The front of the Alcázar in Seville in a photo (left) and as a print. / F. Acevedo
  • The museum compares works by the famous French illustrator with the photos which inspired him

  • The artist immortalised costumbrist scenes and beautiful landscapes, reflecting the romantic view of Andalucía in the 19th century

His drawings influenced the romantic vision which many painters of the time had of Spain in the 19th century, but he was also influenced by the views of others. 'Gustave Doré. Viajero por Andalucía' at the Carmen Thyssen Museum reveals an unknown aspect of the creative process of the famous French illustrator.

The exhibition compares some of his pictures of Andalucía with the photographs he used as a model, to show “for the first time in such an evident way” that the artist used the new technology of his time as a tool for his creations.

This is one of the curiosities to be found in the 'Gustave Doré. Viajero por Andalucía' display, which can be seen in the Sala Noble at the museum until 15 July. It includes prints from the Museum Collection of the University of Cantabria and photos from the collection of Juan Antonio Fernández Rivero, who is from Malaga.

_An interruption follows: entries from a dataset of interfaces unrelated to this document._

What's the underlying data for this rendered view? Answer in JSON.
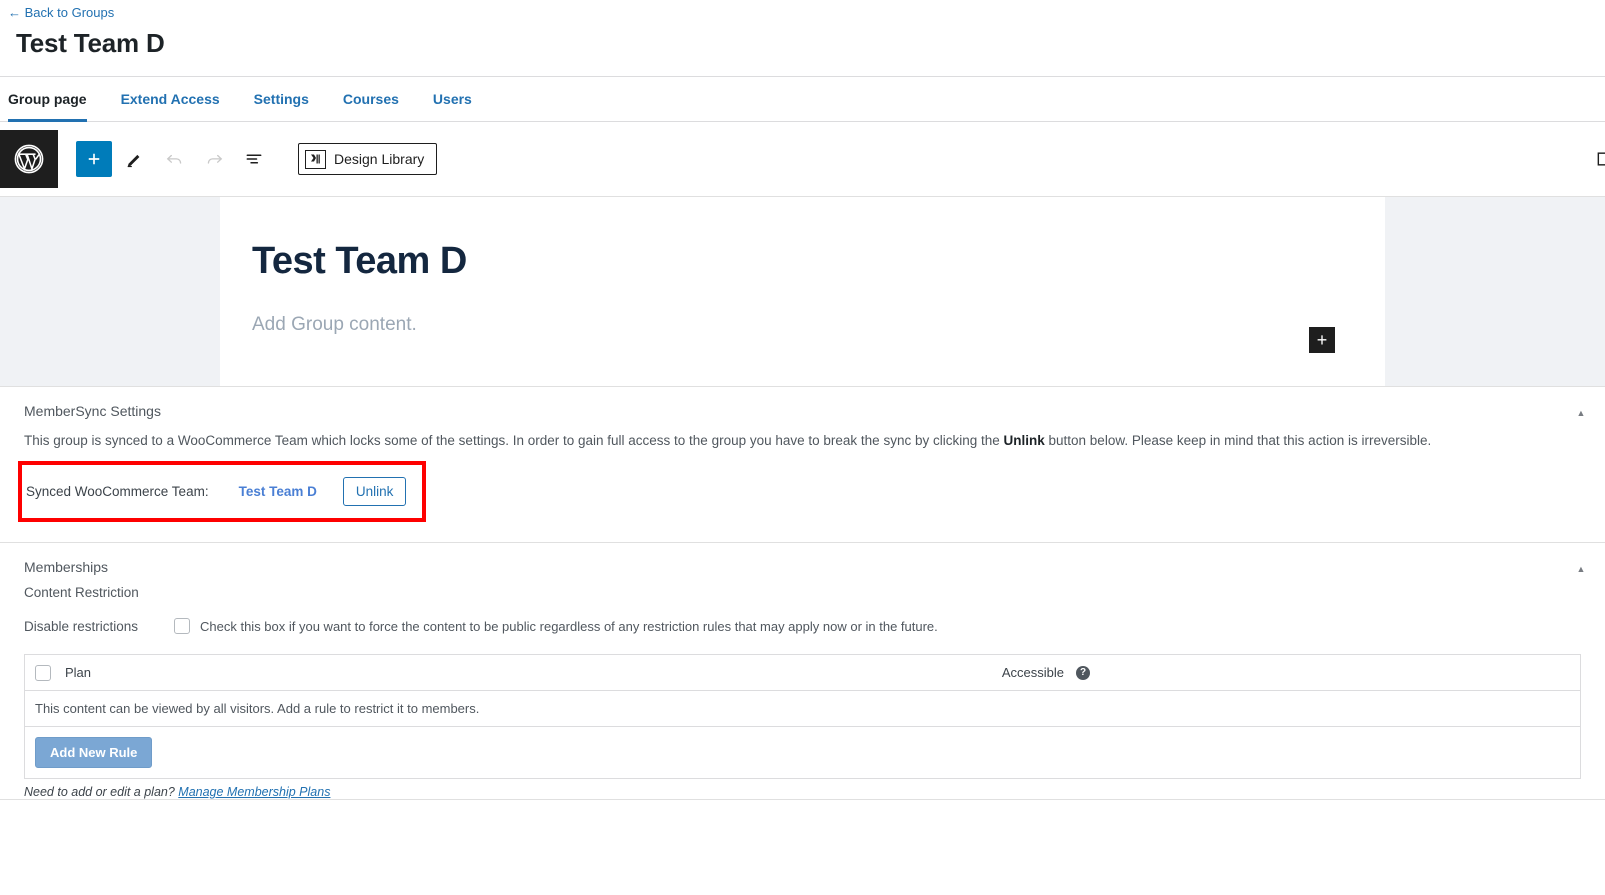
{
  "header": {
    "back_link": "← Back to Groups",
    "title": "Test Team D"
  },
  "tabs": [
    {
      "label": "Group page",
      "active": true
    },
    {
      "label": "Extend Access",
      "active": false
    },
    {
      "label": "Settings",
      "active": false
    },
    {
      "label": "Courses",
      "active": false
    },
    {
      "label": "Users",
      "active": false
    }
  ],
  "editor_toolbar": {
    "wp_logo_icon": "wordpress-logo-icon",
    "add_block_icon": "plus-icon",
    "add_block_glyph": "+",
    "edit_tool_icon": "pencil-icon",
    "undo_icon": "undo-arrow-icon",
    "redo_icon": "redo-arrow-icon",
    "list_view_icon": "list-view-icon",
    "design_library_label": "Design Library",
    "design_library_icon": "design-library-icon"
  },
  "canvas": {
    "title": "Test Team D",
    "placeholder": "Add Group content.",
    "inserter_glyph": "+"
  },
  "membersync": {
    "panel_title": "MemberSync Settings",
    "description_part1": "This group is synced to a WooCommerce Team which locks some of the settings. In order to gain full access to the group you have to break the sync by clicking the ",
    "description_bold": "Unlink",
    "description_part2": " button below. Please keep in mind that this action is irreversible.",
    "sync_label": "Synced WooCommerce Team:",
    "team_link": "Test Team D",
    "unlink_label": "Unlink",
    "collapse_glyph": "▲"
  },
  "memberships": {
    "panel_title": "Memberships",
    "section_title": "Content Restriction",
    "disable_label": "Disable restrictions",
    "disable_desc": "Check this box if you want to force the content to be public regardless of any restriction rules that may apply now or in the future.",
    "collapse_glyph": "▲",
    "table": {
      "col_plan": "Plan",
      "col_accessible": "Accessible",
      "help_glyph": "?",
      "empty_message": "This content can be viewed by all visitors. Add a rule to restrict it to members.",
      "add_rule_label": "Add New Rule"
    },
    "note_text": "Need to add or edit a plan? ",
    "note_link": "Manage Membership Plans"
  },
  "colors": {
    "accent_blue": "#2271b1",
    "annotation_red": "#fe0000",
    "button_blue": "#007cba",
    "canvas_navy": "#14273f"
  }
}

The journey through Spain which Gustave Doré made in 1862 in the company of hispanist Jean-Charles Davillier is summed up here in 40 woodcuts showing his passage through Andalucía. These are “collectable treasures which the public can buy” and are currently held by the University of Cantabria, which has focused on graphic works in its collection, explains the technical director of the Exhibition Department, Nuria García.

The results of the trip in 1862 were published in 'Le Tour du Monde' magazine and the book 'L'Espagne'. Doré wanted to show the real Spain, the authentic side of the country, but he ended up being seduced by the graphic force of the gypsy women, the bandits, the grottos, the Moorish palaces... his drawings were carried out “with rigour and a profusion of detail” which would mark the view of everything Spanish in the 19th century.

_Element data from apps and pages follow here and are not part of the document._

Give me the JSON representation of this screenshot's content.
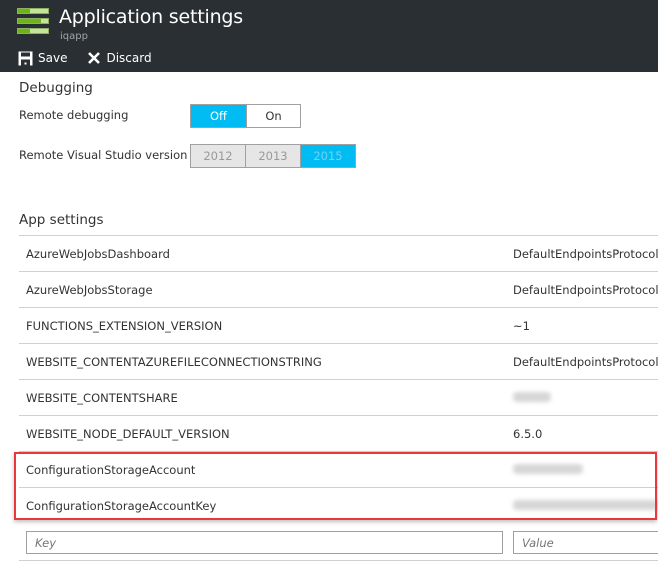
{
  "header": {
    "title": "Application settings",
    "subtitle": "iqapp",
    "icon": "app-settings-icon",
    "commands": [
      {
        "label": "Save",
        "icon": "save-icon"
      },
      {
        "label": "Discard",
        "icon": "close-icon"
      }
    ]
  },
  "debugging": {
    "title": "Debugging",
    "remote_debugging": {
      "label": "Remote debugging",
      "options": [
        "Off",
        "On"
      ],
      "selected": "Off"
    },
    "vs_version": {
      "label": "Remote Visual Studio version",
      "options": [
        "2012",
        "2013",
        "2015"
      ],
      "selected": "2015",
      "disabled": true
    }
  },
  "app_settings": {
    "title": "App settings",
    "rows": [
      {
        "key": "AzureWebJobsDashboard",
        "value": "DefaultEndpointsProtocol=",
        "redacted": false
      },
      {
        "key": "AzureWebJobsStorage",
        "value": "DefaultEndpointsProtocol=",
        "redacted": false
      },
      {
        "key": "FUNCTIONS_EXTENSION_VERSION",
        "value": "~1",
        "redacted": false
      },
      {
        "key": "WEBSITE_CONTENTAZUREFILECONNECTIONSTRING",
        "value": "DefaultEndpointsProtocol=",
        "redacted": false
      },
      {
        "key": "WEBSITE_CONTENTSHARE",
        "value": "",
        "redacted": true
      },
      {
        "key": "WEBSITE_NODE_DEFAULT_VERSION",
        "value": "6.5.0",
        "redacted": false
      },
      {
        "key": "ConfigurationStorageAccount",
        "value": "",
        "redacted": true
      },
      {
        "key": "ConfigurationStorageAccountKey",
        "value": "",
        "redacted": true
      }
    ],
    "new_key_placeholder": "Key",
    "new_value_placeholder": "Value"
  },
  "colors": {
    "header_bg": "#2a2f33",
    "accent": "#00bcf2",
    "highlight": "#e8383d"
  }
}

He was one of the last romantic travellers, the 'colophon' of that exotic image of Spain in Europe. “And here we find a source of inspiration for many painters of the time whose works are also in this museum. There is a direct iconographic relationship with the work of Doré,” says the director of the museum, Lourdes Moreno.

They share the sublime idea of the landscape, the costumbrist view, and the clichés about people. Doré's pen immortalised a grotto in Antequera, the Despeñaperros gorge, the interior of the Alhambra and a ravine in the Serranía de Ronda. And it alsoportrays the smuggler and his woman in Ronda, the gypsy women of Sacromonte, the religious fervour of Holy Week in Seville...

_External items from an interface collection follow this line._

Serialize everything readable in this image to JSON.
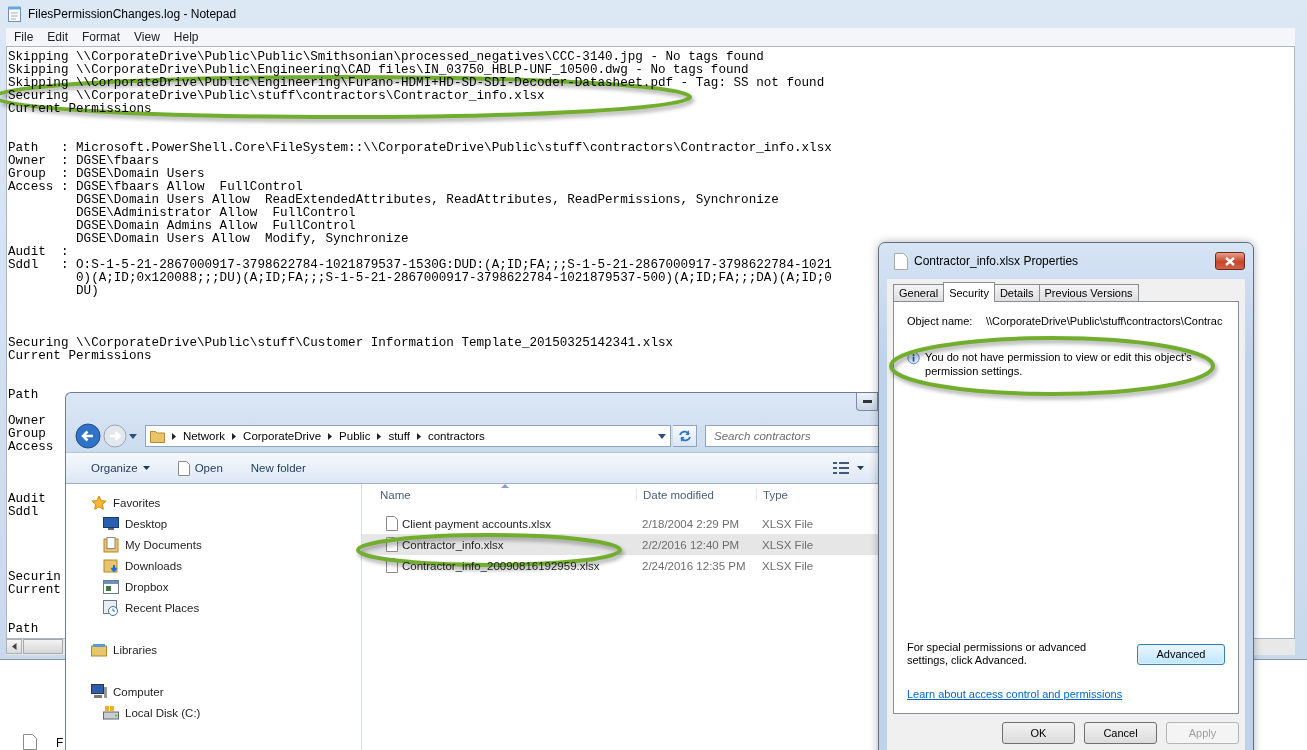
{
  "notepad": {
    "title": "FilesPermissionChanges.log - Notepad",
    "menu": [
      "File",
      "Edit",
      "Format",
      "View",
      "Help"
    ],
    "lines": [
      {
        "kind": "text",
        "text": "Skipping \\\\CorporateDrive\\Public\\Public\\Smithsonian\\processed_negatives\\CCC-3140.jpg - No tags found"
      },
      {
        "kind": "text",
        "text": "Skipping \\\\CorporateDrive\\Public\\Engineering\\CAD files\\IN_03750_HBLP-UNF_10500.dwg - No tags found"
      },
      {
        "kind": "text",
        "text": "Skipping \\\\CorporateDrive\\Public\\Engineering\\Furano-HDMI+HD-SD-SDI-Decoder-Datasheet.pdf - Tag: SS not found"
      },
      {
        "kind": "text",
        "text": "Securing \\\\CorporateDrive\\Public\\stuff\\contractors\\Contractor_info.xlsx"
      },
      {
        "kind": "text",
        "text": "Current Permissions"
      },
      {
        "kind": "blank"
      },
      {
        "kind": "blank"
      },
      {
        "kind": "text",
        "text": "Path   : Microsoft.PowerShell.Core\\FileSystem::\\\\CorporateDrive\\Public\\stuff\\contractors\\Contractor_info.xlsx"
      },
      {
        "kind": "text",
        "text": "Owner  : DGSE\\fbaars"
      },
      {
        "kind": "text",
        "text": "Group  : DGSE\\Domain Users"
      },
      {
        "kind": "text",
        "text": "Access : DGSE\\fbaars Allow  FullControl"
      },
      {
        "kind": "text",
        "text": "         DGSE\\Domain Users Allow  ReadExtendedAttributes, ReadAttributes, ReadPermissions, Synchronize"
      },
      {
        "kind": "text",
        "text": "         DGSE\\Administrator Allow  FullControl"
      },
      {
        "kind": "text",
        "text": "         DGSE\\Domain Admins Allow  FullControl"
      },
      {
        "kind": "text",
        "text": "         DGSE\\Domain Users Allow  Modify, Synchronize"
      },
      {
        "kind": "text",
        "text": "Audit  :"
      },
      {
        "kind": "text",
        "text": "Sddl   : O:S-1-5-21-2867000917-3798622784-1021879537-1530G:DUD:(A;ID;FA;;;S-1-5-21-2867000917-3798622784-1021"
      },
      {
        "kind": "text",
        "text": "         0)(A;ID;0x120088;;;DU)(A;ID;FA;;;S-1-5-21-2867000917-3798622784-1021879537-500)(A;ID;FA;;;DA)(A;ID;0"
      },
      {
        "kind": "text",
        "text": "         DU)"
      },
      {
        "kind": "blank"
      },
      {
        "kind": "blank"
      },
      {
        "kind": "blank"
      },
      {
        "kind": "text",
        "text": "Securing \\\\CorporateDrive\\Public\\stuff\\Customer Information Template_20150325142341.xlsx"
      },
      {
        "kind": "text",
        "text": "Current Permissions"
      },
      {
        "kind": "blank"
      },
      {
        "kind": "blank"
      },
      {
        "kind": "text",
        "text": "Path"
      },
      {
        "kind": "blank"
      },
      {
        "kind": "text",
        "text": "Owner"
      },
      {
        "kind": "text",
        "text": "Group"
      },
      {
        "kind": "text",
        "text": "Access"
      },
      {
        "kind": "blank"
      },
      {
        "kind": "blank"
      },
      {
        "kind": "blank"
      },
      {
        "kind": "text",
        "text": "Audit"
      },
      {
        "kind": "text",
        "text": "Sddl"
      },
      {
        "kind": "blank"
      },
      {
        "kind": "blank"
      },
      {
        "kind": "blank"
      },
      {
        "kind": "blank"
      },
      {
        "kind": "text",
        "text": "Securin"
      },
      {
        "kind": "text",
        "text": "Current"
      },
      {
        "kind": "blank"
      },
      {
        "kind": "blank"
      },
      {
        "kind": "text",
        "text": "Path"
      }
    ]
  },
  "explorer": {
    "breadcrumb": [
      "Network",
      "CorporateDrive",
      "Public",
      "stuff",
      "contractors"
    ],
    "search": {
      "placeholder": "Search contractors"
    },
    "organize": "Organize",
    "open": "Open",
    "new_folder": "New folder",
    "nav": [
      {
        "label": "Favorites",
        "kind": "star",
        "children": [
          {
            "label": "Desktop",
            "kind": "desktop"
          },
          {
            "label": "My Documents",
            "kind": "documents"
          },
          {
            "label": "Downloads",
            "kind": "downloads"
          },
          {
            "label": "Dropbox",
            "kind": "dropbox"
          },
          {
            "label": "Recent Places",
            "kind": "recent"
          }
        ]
      },
      {
        "label": "Libraries",
        "kind": "libraries"
      },
      {
        "label": "Computer",
        "kind": "computer",
        "children": [
          {
            "label": "Local Disk (C:)",
            "kind": "disk"
          }
        ]
      }
    ],
    "columns": [
      "Name",
      "Date modified",
      "Type"
    ],
    "files": [
      {
        "name": "Client payment accounts.xlsx",
        "date": "2/18/2004 2:29 PM",
        "type": "XLSX File",
        "selected": false
      },
      {
        "name": "Contractor_info.xlsx",
        "date": "2/2/2016 12:40 PM",
        "type": "XLSX File",
        "selected": true
      },
      {
        "name": "Contractor_info_20090816192959.xlsx",
        "date": "2/24/2016 12:35 PM",
        "type": "XLSX File",
        "selected": false
      }
    ]
  },
  "dialog": {
    "title": "Contractor_info.xlsx Properties",
    "tabs": [
      {
        "label": "General",
        "selected": false
      },
      {
        "label": "Security",
        "selected": true
      },
      {
        "label": "Details",
        "selected": false
      },
      {
        "label": "Previous Versions",
        "selected": false
      }
    ],
    "object_name_label": "Object name:",
    "object_name": "\\\\CorporateDrive\\Public\\stuff\\contractors\\Contrac",
    "message": "You do not have permission to view or edit this object’s permission settings.",
    "advanced_text": "For special permissions or advanced settings, click Advanced.",
    "advanced_button": "Advanced",
    "link": "Learn about access control and permissions",
    "buttons": [
      {
        "label": "OK",
        "disabled": false
      },
      {
        "label": "Cancel",
        "disabled": false
      },
      {
        "label": "Apply",
        "disabled": true
      }
    ]
  },
  "taskbar": {
    "label": "F"
  }
}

Reasonable similarities

Doré was directly inspired during his Spanish trip, but he was also inspired by what others had seen and captured with one of the most revolutionary tools of the 19th century: the camera. As collector Fernández Rivero explains, the direct use of photography was a “current theme” in the publishing industry in the 19th century. Neither newspapers nor books were able to produce a photographic image as such and so they turned to illustration. What is “unusual” about this display, says Fernández Rivero, is that it shows that one of the greatest illustrators of the century also used this technique.

A picture of Malaga cathedral serves as proof of this. The illustration of 'La Manquita' viewed from Cortina del Muelle, an image which “for a whole era featured on half the front pages in Malaga” is a tracing of a photo taken in 1863 by José Spreáfico and Ernest Lamy. Both can be seen in this exhibition.

This reasonable similarity (same frame and perspective) is repeated in the illustration of the Hospital de la Caridad in Seville, the façade of the Alcázar, scenes of gypsies dancing.... Some of the photos wre bought in Spain, and others were acquired when he was working for the magazine and the book in France, where anything Spanish was seen as exotic.

This, insists Fernández Rivero, “does not demerit Doré's works in any way”. The artist's repercussion and work have gone much further: “He is the great creator of certain Malaga prototypes, such as the typical iconography of the 'jábegas' and 'el cenachero'. He was able to give images to common thought. You only have to think about literary figures such as Don Quixote or Puss in Boots to see for yourself: it is very probable that the first image which comes to mind will have been produced by Gustave Doré,” he says.